How I live my faith

I attend Church every Sunday at my local congregation, which happens to be about 13 miles away from where I currently live. But it's not a sacrifice at all to be with our fellow church members and be able to participate in church meetings and worship the Lord. In our congregation, I serve as the president over an organization made up of a couple dozen men that is organized to provide fellowship, brotherhood, and opportunities to serve the other members of our congregation and the local community. I organize meetings of the group, teach lessons regarding the Gospel and the Lord's standards for living our lives, and also assign others to teach and help in various ways. I organize the group into teams that go out and visit many of the members of the congregation. We call this "home-teaching." The goal is to visit every individual in the Church in his/her own home, so that we can strengthen them spiritually and emotionally, learn of their family's needs and help out wherever we can. These service opportunities help build a great sense of brotherhood in the Church, helping it to feel like one big "family" that you know is always there to count on. I've lived in many different places and the most comforting thing for me, when I move to a new place, is to know that a big Church family will be there with open arms to receive me and my family and help us get adjusted to the new place. That's something I can always count on and it is very comforting.

Why do Mormons believe in the Bible?

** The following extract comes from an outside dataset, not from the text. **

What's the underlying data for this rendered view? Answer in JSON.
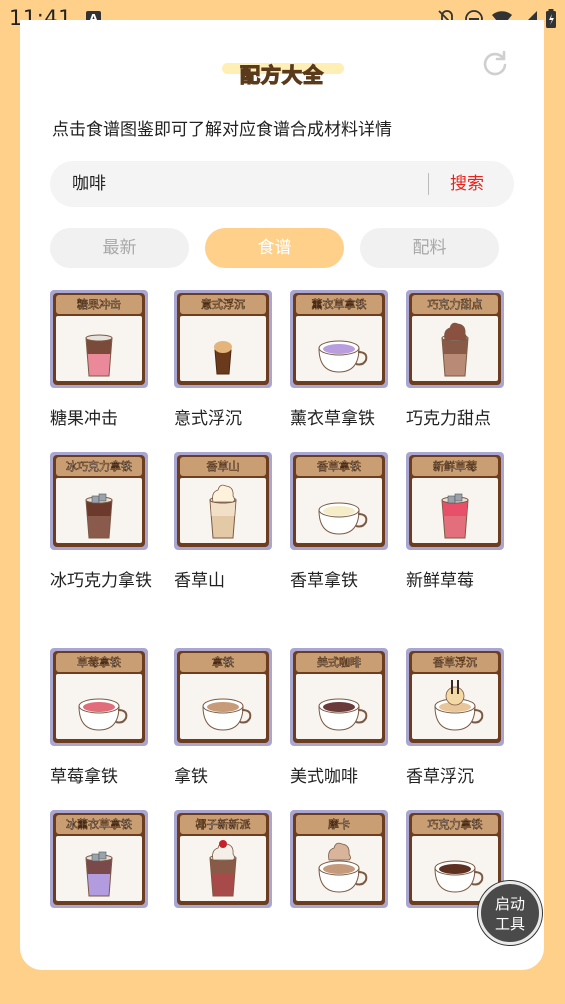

David
Like other Christian faiths, Mormons cherish the Bible that has been passed down to us through the Judeo-Christian tradition. One of our "articles of faith" (statements of Church belief) states that "We believe the Bible to be the word of God..." It has always been one of the principal foundation stones of our theology and tradition. In a world of scepticism towards traditional religious views, we believe that it is our responsibility to hold those ancient traditions high, stand as witnesses for and publish the Word of God as widely as we possibly can. Many Mormons take the Bible more literally than most people. We believe that God created the World; we believe in Heaven and Hell; we believe in angels and also the existence of the Devil; we believe that Christ will return and that the events in the Book of Revelation, including Christ's millenial reign on the Earth, will actually take place. We take these and many more themes in the Bible quite literally. We have a strong belief in revelation -- that God communicates with human beings, and we believe that the Bible preserves a record of God's ancient dealings with mankind. Some people don't think that Latter-day Saints believe in the Bible, often because they have heard of other books that we use, like the Book of Mormon. We believe that God's word can be found in other places outside of the Bible that he has so graciously given us, but that does not diminish our belief that the Bible is the Word of God. Show more Show less